Exercise ▸ From the material below, copy each line that holds the word "caption".
______
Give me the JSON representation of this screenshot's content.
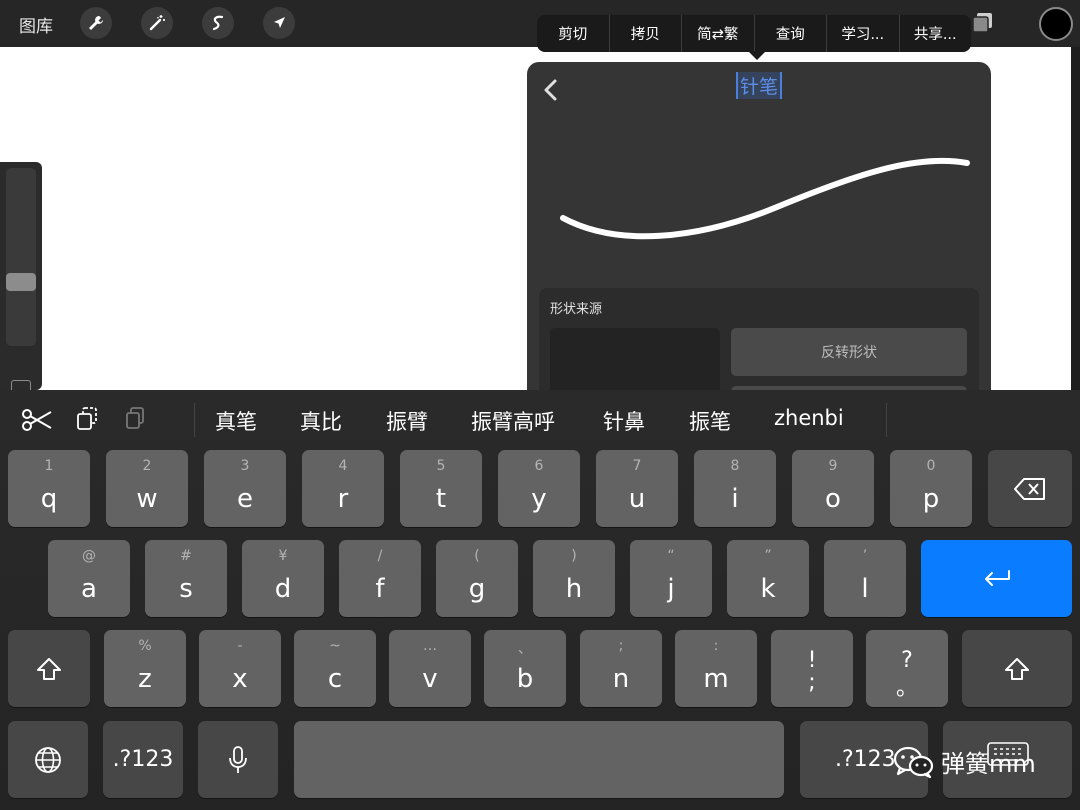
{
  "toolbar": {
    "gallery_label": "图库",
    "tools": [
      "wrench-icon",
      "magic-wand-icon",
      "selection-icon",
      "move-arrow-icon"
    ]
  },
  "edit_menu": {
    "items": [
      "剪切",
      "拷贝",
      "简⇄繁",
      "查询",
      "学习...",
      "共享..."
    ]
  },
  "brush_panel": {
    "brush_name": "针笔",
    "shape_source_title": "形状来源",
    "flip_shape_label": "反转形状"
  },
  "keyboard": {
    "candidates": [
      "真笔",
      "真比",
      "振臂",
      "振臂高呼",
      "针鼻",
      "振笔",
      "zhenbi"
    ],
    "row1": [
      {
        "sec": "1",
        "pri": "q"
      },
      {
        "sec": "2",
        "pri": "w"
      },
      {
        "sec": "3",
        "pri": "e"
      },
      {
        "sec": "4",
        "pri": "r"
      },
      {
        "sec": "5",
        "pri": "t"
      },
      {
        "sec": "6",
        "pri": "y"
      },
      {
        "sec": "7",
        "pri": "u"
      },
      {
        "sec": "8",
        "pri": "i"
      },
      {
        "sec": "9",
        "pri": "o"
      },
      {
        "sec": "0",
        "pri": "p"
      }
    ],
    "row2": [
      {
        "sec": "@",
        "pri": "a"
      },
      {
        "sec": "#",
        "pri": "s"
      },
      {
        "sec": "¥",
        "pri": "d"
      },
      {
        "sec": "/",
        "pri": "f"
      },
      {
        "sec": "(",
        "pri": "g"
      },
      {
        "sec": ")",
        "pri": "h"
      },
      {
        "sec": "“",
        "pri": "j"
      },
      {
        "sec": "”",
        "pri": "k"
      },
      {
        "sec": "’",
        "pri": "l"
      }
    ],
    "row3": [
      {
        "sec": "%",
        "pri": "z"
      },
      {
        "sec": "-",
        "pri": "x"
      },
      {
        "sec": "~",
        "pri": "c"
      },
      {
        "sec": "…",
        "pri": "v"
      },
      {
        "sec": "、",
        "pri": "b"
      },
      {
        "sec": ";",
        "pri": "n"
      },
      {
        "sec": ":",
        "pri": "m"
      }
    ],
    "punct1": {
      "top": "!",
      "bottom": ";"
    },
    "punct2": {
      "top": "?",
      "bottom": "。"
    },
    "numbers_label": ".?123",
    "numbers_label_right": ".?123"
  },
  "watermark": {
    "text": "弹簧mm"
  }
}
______
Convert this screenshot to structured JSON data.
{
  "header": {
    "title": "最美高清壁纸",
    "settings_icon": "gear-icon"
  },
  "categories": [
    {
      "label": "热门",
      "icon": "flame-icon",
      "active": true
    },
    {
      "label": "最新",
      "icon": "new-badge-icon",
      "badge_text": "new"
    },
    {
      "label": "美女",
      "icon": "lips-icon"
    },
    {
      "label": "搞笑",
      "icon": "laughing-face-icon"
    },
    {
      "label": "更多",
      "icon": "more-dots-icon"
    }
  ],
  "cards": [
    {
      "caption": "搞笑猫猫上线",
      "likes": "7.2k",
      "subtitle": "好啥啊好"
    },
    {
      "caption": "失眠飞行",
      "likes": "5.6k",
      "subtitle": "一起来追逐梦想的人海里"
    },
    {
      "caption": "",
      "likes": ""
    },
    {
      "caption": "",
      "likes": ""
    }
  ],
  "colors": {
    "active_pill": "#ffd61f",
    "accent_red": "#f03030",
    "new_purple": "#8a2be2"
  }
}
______
Task output ▸
      "caption": "搞笑猫猫上线",
      "caption": "失眠飞行",
      "caption": "",
      "caption": "",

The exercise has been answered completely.